Along for my tolerance for downtown, my patience for time spent in offices has diminished considerably. The few times that I’ve stopped by my old office to deal with unemployment paperwork or meet a former colleague for lunch I’ve felt oppressed by the tedious nature of office life, surprised at how much time passes when all I meant to do was fax one page or make one phone call, and have little tolerance for the persistent shop talk around me. Doing the same thing every day seems unthinkable now, and I’m dreading the day I'll have to start doing just that.
At 11 a.m. I go indoors and look for something presentable to wear. I pick out a pair of black slacks and a semi-casual top. I don't want to look too stuffy, this is for an internship at an alternative weekly paper with offices in a semi-industrial neighborhood. I dig up a pair of sensible earrings, put my hair up in a clip, and apply eyeliner and mascara for the first time in months. I load the dishwasher and set it to run, then walk to the corner and catch the Kimball bus to the Blue Line.
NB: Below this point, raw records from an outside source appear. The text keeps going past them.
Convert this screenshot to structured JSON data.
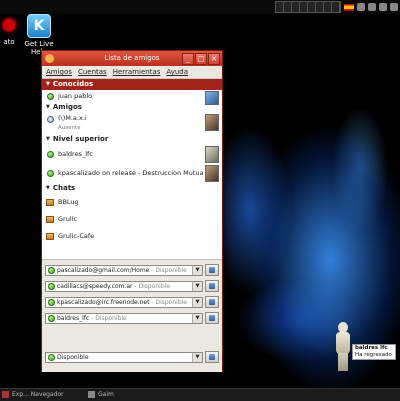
{
  "desktop": {
    "icons": [
      {
        "label": "ato",
        "name": "desktop-icon-left"
      },
      {
        "label": "Get Live Help",
        "name": "desktop-icon-get-live-help",
        "glyph": "K"
      }
    ]
  },
  "window": {
    "title": "Lista de amigos",
    "buttons": {
      "minimize": "_",
      "maximize": "□",
      "close": "✕"
    },
    "menu": [
      "Amigos",
      "Cuentas",
      "Herramientas",
      "Ayuda"
    ]
  },
  "groups": [
    {
      "name": "Conocidos",
      "contacts": [
        {
          "name": "juan pablo",
          "status": "online"
        }
      ]
    },
    {
      "name": "Amigos",
      "contacts": [
        {
          "name": "(\\)M.a.x.i",
          "sub": "Ausente",
          "status": "away"
        }
      ]
    },
    {
      "name": "Nivel superior",
      "contacts": [
        {
          "name": "baldres_lfc",
          "status": "online"
        },
        {
          "name": "kpascalizado on release - Destruccion Mutua A...",
          "status": "online"
        }
      ]
    },
    {
      "name": "Chats",
      "contacts": [
        {
          "name": "BBLug"
        },
        {
          "name": "Grulic"
        },
        {
          "name": "Grulic-Cafe"
        }
      ]
    }
  ],
  "accounts": [
    {
      "account": "pascalizado@gmail.com/Home",
      "status": "Disponible"
    },
    {
      "account": "cadillacs@speedy.com.ar",
      "status": "Disponible"
    },
    {
      "account": "kpascalizado@irc.freenode.net",
      "status": "Disponible"
    },
    {
      "account": "baldres_lfc",
      "status": "Disponible"
    }
  ],
  "global_status": "Disponible",
  "separator": " - ",
  "notification": {
    "name": "baldres lfc",
    "message": "Ha regresado"
  },
  "taskbar": [
    {
      "label": "Exp... Navegador"
    },
    {
      "label": "Gaim"
    }
  ],
  "colors": {
    "accent": "#a0241a",
    "title_bar": "#c9412c",
    "online": "#3aa02a"
  }
}
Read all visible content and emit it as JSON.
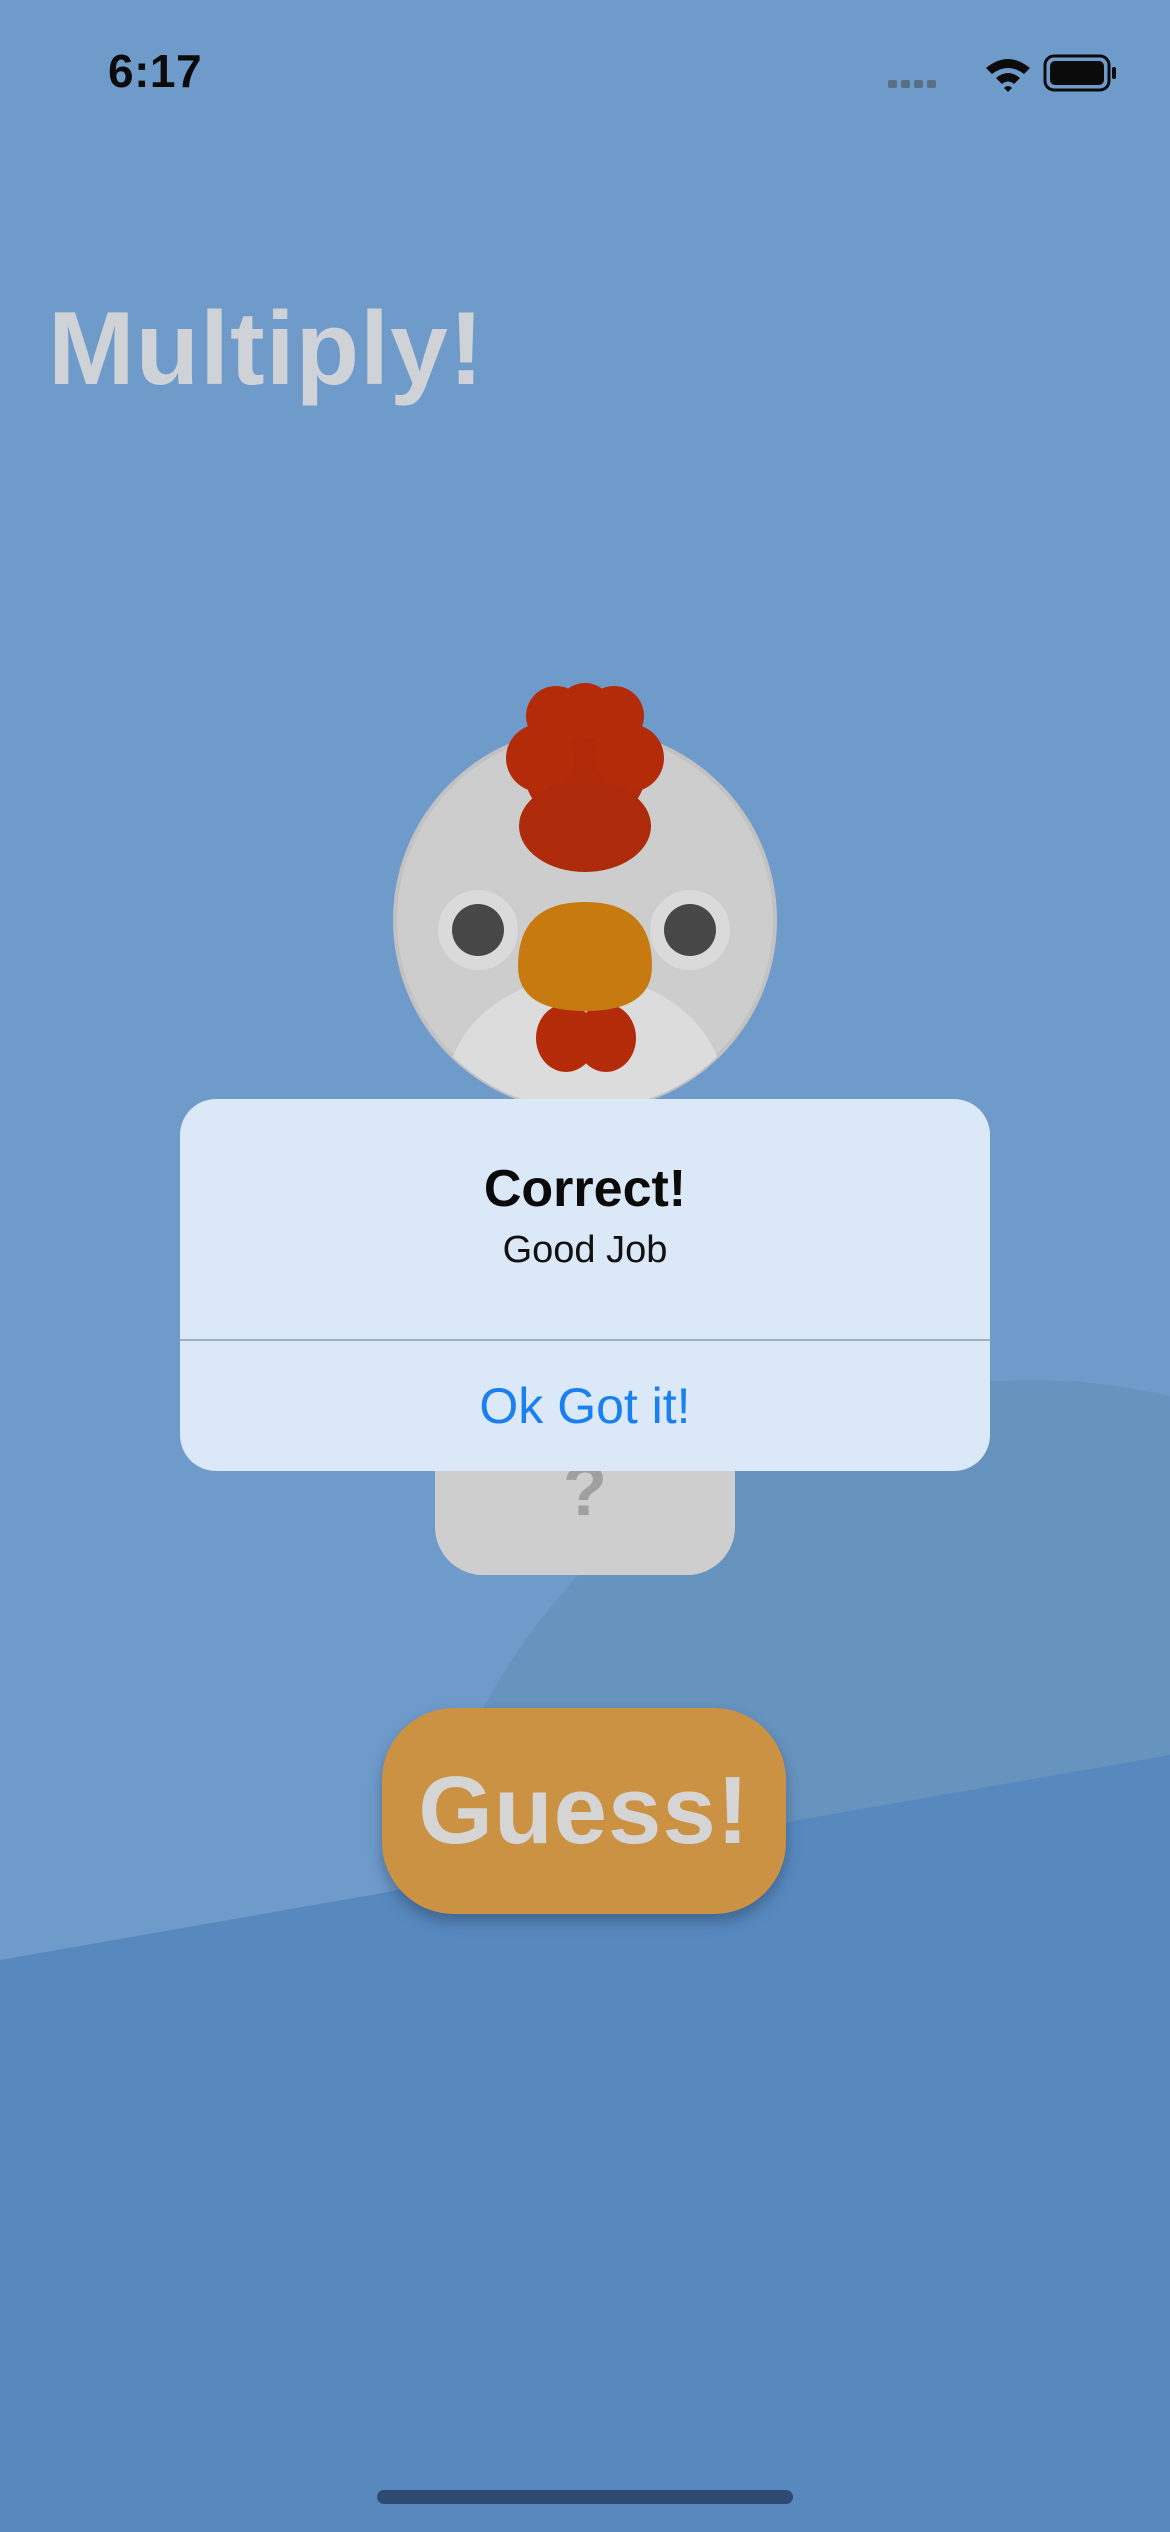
{
  "status_bar": {
    "time": "6:17"
  },
  "header": {
    "title": "Multiply!"
  },
  "question_card": {
    "answer": "?"
  },
  "guess_button": {
    "label": "Guess!"
  },
  "alert": {
    "title": "Correct!",
    "message": "Good Job",
    "action_label": "Ok Got it!"
  },
  "icons": {
    "avatar": "chicken-icon",
    "signal": "cellular-signal-icon",
    "wifi": "wifi-icon",
    "battery": "battery-icon"
  },
  "colors": {
    "background": "#6f9bcb",
    "button": "#cc9244",
    "alert_background": "#dae8f7",
    "alert_action": "#1a7ff0",
    "title_text": "#cfd2d6"
  }
}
The interview is short - twenty minutes, and I'm not sure if that's good or bad. Normally I would send a thank you note, but now I'm second guessing myself - will I come off sounding out of touch? Do people send thank you notes for internship interviews? When I return home the dishwasher is still warm, and I change back into my pajamas. I set some water to boil and go into the garden for tomatoes and basil to serve with store bought ravioli. Our upstairs neighbors are avid gardeners, and we're taking care of the vegetable beds while they're out of town. The result is simple and fantastic, and makes me think about gardening. Hopefully some of the seeds I've been planting will start taking root.